CLEVELAND -- The Indians' decision to pull Carlos Carrasco out of the bullpen and put him in the rotation last week was a necessary step at the time. Though it seemed like a temporary move, Carrasco has since earned an opportunity to stick in the starting staff for the forseeable future.
In his two starts back in the rotation, Carrasco has turned in 12 scoreless innings in back-to-back wins over the Yankees and Orioles, handling the increased pitch volume with apparent ease. In his two victories combined, the right-hander has issued no walks, scattered just five hits and piled up nine strikeouts.
"We wanted him to succeed, or we wouldn't have done it," Indians manager Terry Francona said of putting Carrasco back in the rotation. "But I think we did it at a time where we thought we could manage it also. Like we've talked about, it's not the easiest thing to do in the middle of a season, but with the days off we had, and the way he's pitched, it's really worked out well.
"It's given us a shot in the arm, and we haven't killed our bullpen. He's got to feel pretty good about himself."
Dating back to April 30, following four forgettable starts in early April, Carrasco has turned in a 1.80 ERA with 48 strikeouts, nine walks and a .198 opponents' average across 55 innings (28 games, including the two starts). Given the routine and comfort zone that Carrasco established in a relief role, the pitcher worked exclusively out of the stretch in his past two starts.
Francona likes that approach from Carrasco, who has tried to maintain the same mentality and style in his two starts as he had in the bullpen.
"I don't know that that just changes everything," Francona said of Carrasco working out of the stretch. "I just think that's part of what he was doing in the bullpen, and he was pitching really well. So I don't see the big deal. OK, you're a starter, but if you're more comfortable, there's less moving parts."
Jordan Bastian is a reporter for MLB.com.

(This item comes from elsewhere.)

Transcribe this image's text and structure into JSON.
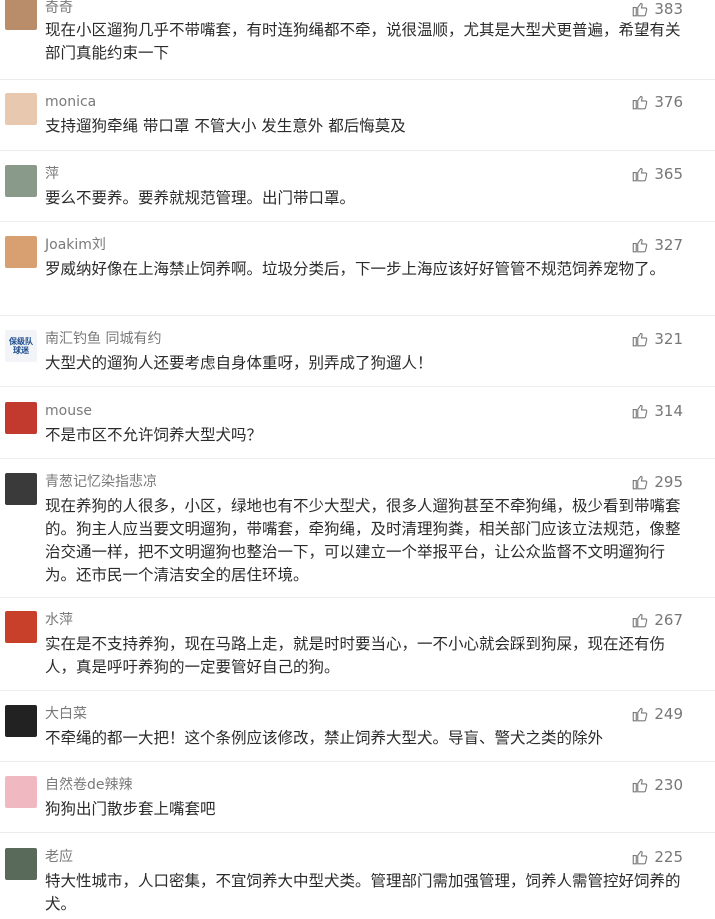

Read his blog, Major League Bastian, and follow him on Twitter @MLBastian. This story was not subject to the approval of Major League Baseball or its clubs.